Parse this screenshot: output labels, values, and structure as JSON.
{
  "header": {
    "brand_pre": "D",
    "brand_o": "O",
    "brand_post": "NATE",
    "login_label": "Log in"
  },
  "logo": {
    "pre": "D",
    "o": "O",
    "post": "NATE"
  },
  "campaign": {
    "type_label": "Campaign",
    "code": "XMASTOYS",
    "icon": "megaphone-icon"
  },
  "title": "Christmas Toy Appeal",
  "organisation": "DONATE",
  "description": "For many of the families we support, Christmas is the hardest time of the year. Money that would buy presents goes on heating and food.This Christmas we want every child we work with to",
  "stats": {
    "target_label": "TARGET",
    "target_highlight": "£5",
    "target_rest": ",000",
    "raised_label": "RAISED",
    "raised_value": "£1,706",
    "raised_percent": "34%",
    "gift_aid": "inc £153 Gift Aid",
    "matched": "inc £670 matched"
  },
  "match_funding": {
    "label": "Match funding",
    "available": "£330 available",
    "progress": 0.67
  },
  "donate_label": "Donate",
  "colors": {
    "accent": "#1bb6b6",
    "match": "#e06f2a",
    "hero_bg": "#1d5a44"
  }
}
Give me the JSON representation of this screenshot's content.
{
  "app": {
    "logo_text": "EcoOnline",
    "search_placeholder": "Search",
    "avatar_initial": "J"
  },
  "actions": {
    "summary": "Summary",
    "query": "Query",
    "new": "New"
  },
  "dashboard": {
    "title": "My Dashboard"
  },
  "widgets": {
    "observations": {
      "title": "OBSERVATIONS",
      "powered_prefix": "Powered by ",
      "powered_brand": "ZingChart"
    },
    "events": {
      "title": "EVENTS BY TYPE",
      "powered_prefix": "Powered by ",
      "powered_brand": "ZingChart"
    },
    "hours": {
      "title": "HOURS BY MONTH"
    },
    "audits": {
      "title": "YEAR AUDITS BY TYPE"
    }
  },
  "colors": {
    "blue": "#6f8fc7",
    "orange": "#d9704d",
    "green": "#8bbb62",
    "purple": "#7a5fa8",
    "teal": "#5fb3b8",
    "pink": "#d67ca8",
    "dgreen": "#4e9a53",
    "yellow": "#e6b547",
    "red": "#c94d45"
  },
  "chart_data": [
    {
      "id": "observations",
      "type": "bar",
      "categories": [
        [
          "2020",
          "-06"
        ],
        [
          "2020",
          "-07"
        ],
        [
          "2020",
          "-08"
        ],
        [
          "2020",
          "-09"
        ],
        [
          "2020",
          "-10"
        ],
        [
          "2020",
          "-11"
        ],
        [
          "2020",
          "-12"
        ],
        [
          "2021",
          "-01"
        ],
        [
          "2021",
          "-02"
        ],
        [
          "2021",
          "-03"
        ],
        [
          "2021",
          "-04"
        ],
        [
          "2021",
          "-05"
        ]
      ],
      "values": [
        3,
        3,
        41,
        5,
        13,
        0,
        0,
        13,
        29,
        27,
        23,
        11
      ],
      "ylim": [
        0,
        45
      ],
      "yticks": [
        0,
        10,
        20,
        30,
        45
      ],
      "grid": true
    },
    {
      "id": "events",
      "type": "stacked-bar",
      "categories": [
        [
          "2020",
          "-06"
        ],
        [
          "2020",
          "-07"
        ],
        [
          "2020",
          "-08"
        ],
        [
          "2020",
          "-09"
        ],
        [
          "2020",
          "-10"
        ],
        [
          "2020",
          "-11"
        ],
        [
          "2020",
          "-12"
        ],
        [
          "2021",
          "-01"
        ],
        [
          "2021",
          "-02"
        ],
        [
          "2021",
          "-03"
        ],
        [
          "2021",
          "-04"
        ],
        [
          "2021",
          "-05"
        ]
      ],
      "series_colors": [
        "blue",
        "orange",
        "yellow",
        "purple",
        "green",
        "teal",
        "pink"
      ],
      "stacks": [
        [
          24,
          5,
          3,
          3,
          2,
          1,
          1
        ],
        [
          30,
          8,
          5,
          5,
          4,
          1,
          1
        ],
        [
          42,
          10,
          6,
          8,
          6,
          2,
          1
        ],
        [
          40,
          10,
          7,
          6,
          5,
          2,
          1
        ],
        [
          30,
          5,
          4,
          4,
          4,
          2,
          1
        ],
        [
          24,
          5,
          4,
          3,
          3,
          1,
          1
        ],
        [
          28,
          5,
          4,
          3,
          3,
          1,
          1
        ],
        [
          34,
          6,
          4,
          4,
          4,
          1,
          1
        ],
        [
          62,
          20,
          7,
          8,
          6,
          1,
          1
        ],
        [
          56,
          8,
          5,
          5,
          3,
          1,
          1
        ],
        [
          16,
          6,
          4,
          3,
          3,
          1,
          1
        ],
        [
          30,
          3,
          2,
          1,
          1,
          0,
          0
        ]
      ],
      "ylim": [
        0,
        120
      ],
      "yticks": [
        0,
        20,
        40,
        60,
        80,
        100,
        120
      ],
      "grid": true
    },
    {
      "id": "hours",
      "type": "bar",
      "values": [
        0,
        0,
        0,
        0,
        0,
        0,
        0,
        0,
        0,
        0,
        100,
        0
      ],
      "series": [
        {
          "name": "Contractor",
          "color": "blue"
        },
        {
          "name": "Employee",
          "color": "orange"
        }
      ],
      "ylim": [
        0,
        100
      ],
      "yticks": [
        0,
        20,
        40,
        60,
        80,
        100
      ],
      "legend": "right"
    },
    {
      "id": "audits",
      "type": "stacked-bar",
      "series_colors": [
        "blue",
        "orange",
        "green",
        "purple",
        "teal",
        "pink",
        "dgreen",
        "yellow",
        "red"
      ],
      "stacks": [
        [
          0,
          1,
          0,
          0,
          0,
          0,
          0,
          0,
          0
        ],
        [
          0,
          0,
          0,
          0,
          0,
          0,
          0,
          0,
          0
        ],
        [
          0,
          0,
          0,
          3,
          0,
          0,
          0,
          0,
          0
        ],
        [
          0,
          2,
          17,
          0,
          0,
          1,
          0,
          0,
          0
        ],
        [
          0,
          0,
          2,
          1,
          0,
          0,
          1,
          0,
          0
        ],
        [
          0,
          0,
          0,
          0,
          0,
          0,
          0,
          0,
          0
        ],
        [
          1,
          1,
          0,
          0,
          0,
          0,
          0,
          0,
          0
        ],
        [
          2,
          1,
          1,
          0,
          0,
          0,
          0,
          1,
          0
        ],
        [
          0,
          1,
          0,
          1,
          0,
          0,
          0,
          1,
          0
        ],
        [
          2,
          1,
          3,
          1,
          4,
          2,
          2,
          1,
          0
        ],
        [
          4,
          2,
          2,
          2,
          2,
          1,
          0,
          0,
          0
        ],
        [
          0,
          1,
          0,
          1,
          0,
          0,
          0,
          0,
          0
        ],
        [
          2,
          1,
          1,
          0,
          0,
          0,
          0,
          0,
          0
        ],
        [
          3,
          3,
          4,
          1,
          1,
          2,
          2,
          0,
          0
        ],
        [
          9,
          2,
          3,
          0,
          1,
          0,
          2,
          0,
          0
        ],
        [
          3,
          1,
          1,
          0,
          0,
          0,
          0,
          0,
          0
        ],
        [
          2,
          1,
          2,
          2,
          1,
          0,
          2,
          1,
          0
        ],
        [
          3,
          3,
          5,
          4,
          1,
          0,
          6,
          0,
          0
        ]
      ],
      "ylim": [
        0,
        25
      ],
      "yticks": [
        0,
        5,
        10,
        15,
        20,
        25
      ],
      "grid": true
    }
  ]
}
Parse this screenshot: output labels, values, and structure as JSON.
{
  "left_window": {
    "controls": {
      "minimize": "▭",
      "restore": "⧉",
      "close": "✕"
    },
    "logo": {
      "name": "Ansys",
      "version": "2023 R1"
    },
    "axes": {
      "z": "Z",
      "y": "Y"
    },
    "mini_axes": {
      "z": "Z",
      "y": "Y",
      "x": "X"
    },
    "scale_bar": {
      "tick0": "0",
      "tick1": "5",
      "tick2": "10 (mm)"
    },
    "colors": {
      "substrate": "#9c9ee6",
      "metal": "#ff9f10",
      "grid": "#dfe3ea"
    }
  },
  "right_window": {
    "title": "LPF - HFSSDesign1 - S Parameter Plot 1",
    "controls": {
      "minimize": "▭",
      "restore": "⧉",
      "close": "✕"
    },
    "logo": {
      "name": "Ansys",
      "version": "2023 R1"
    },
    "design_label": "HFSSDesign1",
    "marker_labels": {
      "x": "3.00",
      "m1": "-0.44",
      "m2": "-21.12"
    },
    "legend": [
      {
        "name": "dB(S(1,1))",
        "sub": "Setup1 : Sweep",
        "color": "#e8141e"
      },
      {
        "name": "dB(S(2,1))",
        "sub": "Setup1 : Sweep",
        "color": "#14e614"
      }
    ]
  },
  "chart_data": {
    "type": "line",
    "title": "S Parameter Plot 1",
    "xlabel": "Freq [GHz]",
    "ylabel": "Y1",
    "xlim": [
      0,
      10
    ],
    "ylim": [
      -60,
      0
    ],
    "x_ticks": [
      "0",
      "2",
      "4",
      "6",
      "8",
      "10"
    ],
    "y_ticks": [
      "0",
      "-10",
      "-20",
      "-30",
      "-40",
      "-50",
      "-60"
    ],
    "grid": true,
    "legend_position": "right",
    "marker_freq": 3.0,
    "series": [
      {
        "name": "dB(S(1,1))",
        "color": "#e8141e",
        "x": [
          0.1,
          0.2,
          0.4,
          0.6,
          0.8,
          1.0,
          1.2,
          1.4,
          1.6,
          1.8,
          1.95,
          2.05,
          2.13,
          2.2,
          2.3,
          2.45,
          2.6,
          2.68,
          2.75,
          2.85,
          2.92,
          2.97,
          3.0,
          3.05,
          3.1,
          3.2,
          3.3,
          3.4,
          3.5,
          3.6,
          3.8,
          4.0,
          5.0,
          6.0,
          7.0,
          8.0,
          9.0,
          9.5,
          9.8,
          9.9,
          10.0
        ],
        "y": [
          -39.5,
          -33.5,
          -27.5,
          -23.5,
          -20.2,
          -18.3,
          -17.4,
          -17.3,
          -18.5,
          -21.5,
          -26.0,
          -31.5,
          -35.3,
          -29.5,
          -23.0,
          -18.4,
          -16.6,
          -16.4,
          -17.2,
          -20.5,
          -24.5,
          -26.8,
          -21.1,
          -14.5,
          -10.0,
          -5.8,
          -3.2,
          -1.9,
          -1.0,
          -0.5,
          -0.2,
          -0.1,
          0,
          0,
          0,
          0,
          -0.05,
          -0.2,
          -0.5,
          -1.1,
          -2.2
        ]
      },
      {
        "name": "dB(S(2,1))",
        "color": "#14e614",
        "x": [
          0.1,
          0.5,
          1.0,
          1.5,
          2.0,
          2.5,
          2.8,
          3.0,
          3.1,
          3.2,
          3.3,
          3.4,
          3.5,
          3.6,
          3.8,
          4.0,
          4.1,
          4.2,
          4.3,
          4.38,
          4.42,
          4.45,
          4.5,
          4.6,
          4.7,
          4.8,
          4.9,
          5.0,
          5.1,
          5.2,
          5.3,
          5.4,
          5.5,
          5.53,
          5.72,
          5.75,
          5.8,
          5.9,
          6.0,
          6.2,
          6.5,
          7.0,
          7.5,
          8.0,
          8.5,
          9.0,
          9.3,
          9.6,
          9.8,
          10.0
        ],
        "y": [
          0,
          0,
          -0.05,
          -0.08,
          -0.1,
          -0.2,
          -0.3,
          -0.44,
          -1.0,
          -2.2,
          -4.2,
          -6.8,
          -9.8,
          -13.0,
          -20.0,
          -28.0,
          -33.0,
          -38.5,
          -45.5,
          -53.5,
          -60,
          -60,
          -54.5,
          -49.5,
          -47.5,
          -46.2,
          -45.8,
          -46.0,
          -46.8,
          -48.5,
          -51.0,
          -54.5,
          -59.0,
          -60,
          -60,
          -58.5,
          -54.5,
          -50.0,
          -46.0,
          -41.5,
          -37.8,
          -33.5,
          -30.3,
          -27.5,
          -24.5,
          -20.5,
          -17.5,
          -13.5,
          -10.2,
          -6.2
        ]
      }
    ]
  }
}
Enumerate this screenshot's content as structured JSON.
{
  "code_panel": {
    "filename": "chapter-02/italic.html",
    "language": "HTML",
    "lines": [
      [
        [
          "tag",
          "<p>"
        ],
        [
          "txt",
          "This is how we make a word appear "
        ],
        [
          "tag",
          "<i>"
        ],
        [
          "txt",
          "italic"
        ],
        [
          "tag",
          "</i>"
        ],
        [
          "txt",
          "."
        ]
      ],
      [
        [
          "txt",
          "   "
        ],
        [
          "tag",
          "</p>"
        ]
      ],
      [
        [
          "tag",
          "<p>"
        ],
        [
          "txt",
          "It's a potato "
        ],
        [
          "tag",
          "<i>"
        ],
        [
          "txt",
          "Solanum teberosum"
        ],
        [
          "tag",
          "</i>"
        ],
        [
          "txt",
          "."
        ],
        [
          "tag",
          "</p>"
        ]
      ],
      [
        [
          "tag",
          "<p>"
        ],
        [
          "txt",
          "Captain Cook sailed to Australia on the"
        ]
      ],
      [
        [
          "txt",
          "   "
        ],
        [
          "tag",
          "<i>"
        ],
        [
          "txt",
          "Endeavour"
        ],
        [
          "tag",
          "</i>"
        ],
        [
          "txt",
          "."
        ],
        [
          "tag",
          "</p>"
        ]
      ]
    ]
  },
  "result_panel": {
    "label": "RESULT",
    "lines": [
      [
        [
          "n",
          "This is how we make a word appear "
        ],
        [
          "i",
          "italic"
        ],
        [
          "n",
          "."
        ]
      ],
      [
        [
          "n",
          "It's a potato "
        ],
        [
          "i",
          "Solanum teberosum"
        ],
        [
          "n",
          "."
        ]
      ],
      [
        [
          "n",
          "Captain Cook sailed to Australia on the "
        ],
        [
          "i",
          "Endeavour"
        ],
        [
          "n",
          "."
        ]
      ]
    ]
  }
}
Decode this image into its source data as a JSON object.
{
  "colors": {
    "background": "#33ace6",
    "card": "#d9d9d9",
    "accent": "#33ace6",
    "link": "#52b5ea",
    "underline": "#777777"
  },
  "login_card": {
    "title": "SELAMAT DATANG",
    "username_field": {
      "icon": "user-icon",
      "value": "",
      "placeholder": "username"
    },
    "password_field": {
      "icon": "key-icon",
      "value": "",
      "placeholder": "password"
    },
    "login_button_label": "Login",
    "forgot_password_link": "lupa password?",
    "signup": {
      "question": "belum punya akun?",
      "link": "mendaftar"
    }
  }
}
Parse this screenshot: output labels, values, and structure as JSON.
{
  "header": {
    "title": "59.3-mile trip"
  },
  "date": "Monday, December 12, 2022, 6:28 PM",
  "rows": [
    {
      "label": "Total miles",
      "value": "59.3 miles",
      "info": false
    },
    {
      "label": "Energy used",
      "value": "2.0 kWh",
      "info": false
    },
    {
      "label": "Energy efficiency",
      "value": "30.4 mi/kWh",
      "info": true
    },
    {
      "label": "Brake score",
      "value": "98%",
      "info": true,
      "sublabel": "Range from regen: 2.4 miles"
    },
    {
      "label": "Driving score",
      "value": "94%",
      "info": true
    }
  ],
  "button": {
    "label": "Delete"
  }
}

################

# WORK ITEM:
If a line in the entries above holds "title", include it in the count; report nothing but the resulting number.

# RESPONSE AREA:
10